- Directions for this task: Look through the entries for the string "true", and copy each line that holds it.

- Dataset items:
== Segment start ==

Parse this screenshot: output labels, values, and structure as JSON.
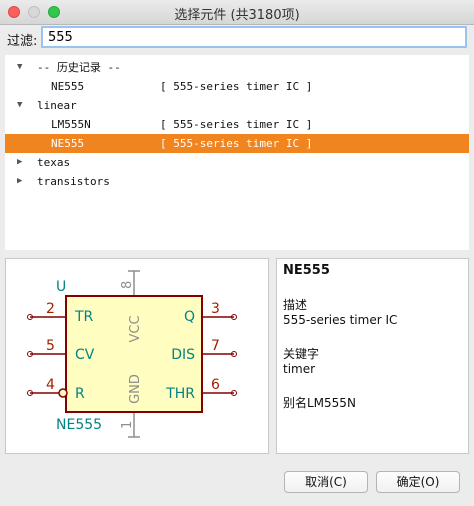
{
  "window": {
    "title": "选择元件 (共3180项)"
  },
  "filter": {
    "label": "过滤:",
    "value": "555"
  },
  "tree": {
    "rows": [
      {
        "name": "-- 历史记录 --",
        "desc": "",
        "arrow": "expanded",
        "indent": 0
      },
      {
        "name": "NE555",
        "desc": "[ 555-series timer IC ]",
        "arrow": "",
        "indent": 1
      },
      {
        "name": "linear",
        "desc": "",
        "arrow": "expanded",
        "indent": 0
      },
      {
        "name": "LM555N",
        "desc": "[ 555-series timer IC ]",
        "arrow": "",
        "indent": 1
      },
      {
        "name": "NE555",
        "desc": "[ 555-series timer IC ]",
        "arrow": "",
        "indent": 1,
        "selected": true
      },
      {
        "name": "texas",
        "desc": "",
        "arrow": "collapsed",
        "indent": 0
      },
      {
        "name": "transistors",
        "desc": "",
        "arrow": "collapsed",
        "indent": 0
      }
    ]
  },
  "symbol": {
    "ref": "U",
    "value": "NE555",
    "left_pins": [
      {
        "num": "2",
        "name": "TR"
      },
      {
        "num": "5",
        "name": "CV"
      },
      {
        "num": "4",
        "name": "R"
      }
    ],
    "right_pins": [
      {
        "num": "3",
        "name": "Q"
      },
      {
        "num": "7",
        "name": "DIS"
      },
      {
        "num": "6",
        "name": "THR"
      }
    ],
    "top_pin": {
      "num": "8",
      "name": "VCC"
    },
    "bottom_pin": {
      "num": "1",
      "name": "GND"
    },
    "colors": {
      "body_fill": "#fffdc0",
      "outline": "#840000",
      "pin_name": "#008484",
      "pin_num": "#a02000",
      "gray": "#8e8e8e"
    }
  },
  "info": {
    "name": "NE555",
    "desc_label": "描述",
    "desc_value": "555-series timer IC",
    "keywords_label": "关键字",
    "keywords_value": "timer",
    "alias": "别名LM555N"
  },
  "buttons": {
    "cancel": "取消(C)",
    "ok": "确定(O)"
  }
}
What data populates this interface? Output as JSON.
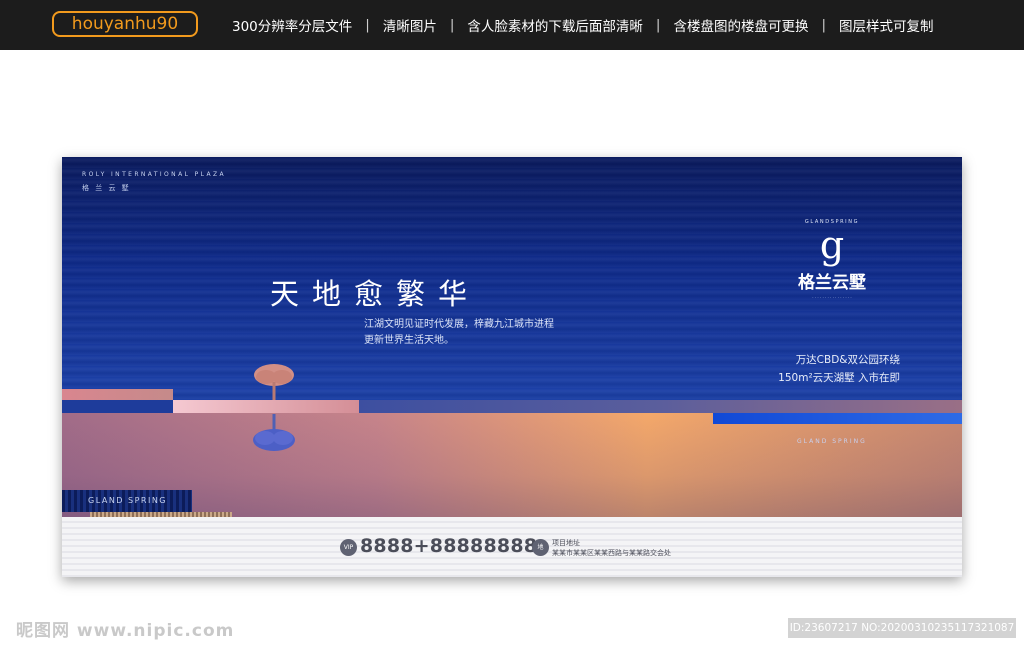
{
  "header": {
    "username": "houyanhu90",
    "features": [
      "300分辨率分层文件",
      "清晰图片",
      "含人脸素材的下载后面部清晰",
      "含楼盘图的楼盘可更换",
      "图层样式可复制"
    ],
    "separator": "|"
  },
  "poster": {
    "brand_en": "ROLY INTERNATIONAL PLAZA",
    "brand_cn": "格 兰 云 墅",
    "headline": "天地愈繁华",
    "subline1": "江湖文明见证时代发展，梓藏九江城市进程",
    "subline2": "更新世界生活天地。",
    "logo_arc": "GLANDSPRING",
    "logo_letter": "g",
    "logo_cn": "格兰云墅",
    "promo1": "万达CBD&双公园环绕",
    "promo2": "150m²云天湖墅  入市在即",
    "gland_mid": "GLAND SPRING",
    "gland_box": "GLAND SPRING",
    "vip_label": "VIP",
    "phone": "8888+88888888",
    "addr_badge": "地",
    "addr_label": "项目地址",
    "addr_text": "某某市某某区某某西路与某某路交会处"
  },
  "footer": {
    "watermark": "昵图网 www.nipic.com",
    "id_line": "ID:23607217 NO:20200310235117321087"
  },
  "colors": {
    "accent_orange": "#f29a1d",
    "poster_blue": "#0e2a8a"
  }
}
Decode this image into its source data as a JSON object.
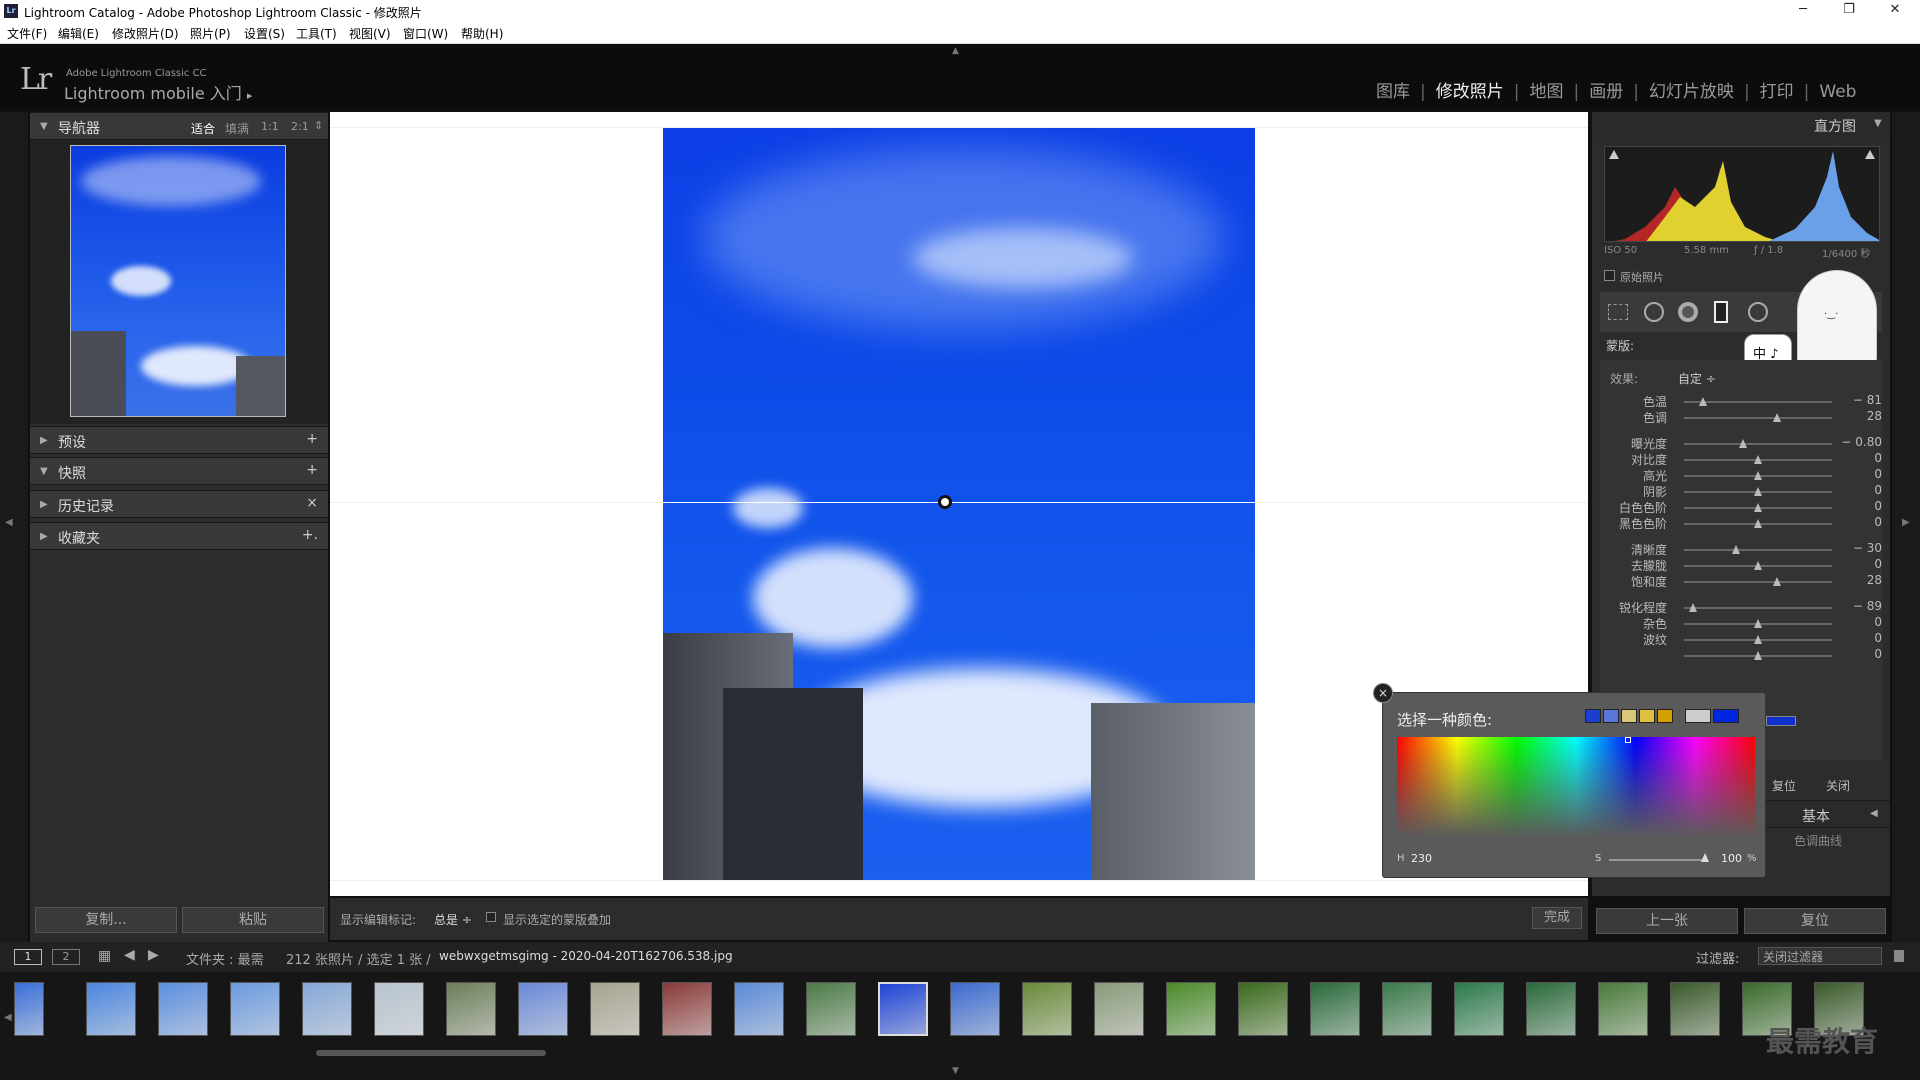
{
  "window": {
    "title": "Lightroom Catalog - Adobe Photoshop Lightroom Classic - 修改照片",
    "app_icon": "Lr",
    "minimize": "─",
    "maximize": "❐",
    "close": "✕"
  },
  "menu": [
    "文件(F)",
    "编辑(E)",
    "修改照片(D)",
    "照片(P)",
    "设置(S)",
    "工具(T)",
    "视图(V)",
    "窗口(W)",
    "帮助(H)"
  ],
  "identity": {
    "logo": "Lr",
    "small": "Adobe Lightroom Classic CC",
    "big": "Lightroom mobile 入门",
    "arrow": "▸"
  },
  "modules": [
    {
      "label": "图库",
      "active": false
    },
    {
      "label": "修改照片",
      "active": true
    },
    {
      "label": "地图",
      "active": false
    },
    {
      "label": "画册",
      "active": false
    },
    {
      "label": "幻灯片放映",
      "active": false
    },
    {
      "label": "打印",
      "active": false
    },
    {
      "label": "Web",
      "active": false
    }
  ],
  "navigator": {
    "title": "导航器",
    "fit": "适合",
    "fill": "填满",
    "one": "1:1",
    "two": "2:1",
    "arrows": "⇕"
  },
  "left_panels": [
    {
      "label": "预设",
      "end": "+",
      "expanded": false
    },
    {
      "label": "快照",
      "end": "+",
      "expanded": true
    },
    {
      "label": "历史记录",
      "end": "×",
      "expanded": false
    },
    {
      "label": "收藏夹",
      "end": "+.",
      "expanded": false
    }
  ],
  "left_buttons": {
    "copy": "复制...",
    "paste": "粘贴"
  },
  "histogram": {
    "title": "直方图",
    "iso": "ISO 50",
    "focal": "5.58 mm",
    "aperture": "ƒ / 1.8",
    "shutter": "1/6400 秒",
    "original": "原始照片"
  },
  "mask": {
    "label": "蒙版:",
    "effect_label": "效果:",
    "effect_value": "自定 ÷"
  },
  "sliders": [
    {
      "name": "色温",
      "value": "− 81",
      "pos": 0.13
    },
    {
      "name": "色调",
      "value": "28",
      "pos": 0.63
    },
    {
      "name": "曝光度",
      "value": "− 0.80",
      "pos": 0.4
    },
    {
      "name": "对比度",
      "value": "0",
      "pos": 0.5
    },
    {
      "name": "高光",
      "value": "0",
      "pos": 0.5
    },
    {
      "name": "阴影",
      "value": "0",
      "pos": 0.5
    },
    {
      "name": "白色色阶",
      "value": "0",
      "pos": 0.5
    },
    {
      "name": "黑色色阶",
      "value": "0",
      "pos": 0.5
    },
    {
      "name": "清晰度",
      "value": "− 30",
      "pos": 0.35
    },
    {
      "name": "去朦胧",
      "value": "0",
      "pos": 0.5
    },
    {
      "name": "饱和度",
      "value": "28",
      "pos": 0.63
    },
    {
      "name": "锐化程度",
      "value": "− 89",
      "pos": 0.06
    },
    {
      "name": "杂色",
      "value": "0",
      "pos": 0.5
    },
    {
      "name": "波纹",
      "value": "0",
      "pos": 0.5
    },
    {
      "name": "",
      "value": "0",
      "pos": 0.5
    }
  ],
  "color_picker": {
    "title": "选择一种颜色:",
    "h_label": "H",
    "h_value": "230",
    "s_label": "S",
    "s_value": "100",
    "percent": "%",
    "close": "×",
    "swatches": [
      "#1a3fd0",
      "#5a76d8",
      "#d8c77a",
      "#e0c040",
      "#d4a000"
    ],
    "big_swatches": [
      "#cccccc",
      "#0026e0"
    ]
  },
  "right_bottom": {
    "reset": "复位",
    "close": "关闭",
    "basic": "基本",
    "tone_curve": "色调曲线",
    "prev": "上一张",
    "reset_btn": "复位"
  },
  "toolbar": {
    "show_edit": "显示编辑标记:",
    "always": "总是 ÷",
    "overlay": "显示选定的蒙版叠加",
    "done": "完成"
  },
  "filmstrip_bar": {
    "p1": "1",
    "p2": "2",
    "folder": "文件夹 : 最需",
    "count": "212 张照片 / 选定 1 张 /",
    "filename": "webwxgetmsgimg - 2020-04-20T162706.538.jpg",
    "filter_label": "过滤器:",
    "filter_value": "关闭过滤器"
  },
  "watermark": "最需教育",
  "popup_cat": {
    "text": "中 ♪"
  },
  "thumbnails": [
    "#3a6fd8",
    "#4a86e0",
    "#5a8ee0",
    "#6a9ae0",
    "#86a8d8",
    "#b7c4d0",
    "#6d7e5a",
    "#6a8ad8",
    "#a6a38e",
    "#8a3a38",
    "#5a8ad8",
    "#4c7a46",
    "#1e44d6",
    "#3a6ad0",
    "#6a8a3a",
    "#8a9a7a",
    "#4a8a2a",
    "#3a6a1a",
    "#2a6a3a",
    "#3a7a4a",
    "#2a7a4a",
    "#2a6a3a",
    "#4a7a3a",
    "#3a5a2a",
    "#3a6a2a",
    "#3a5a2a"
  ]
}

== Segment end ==

- Response for this exercise:
        "selected": true
      "active": true
      "expanded": true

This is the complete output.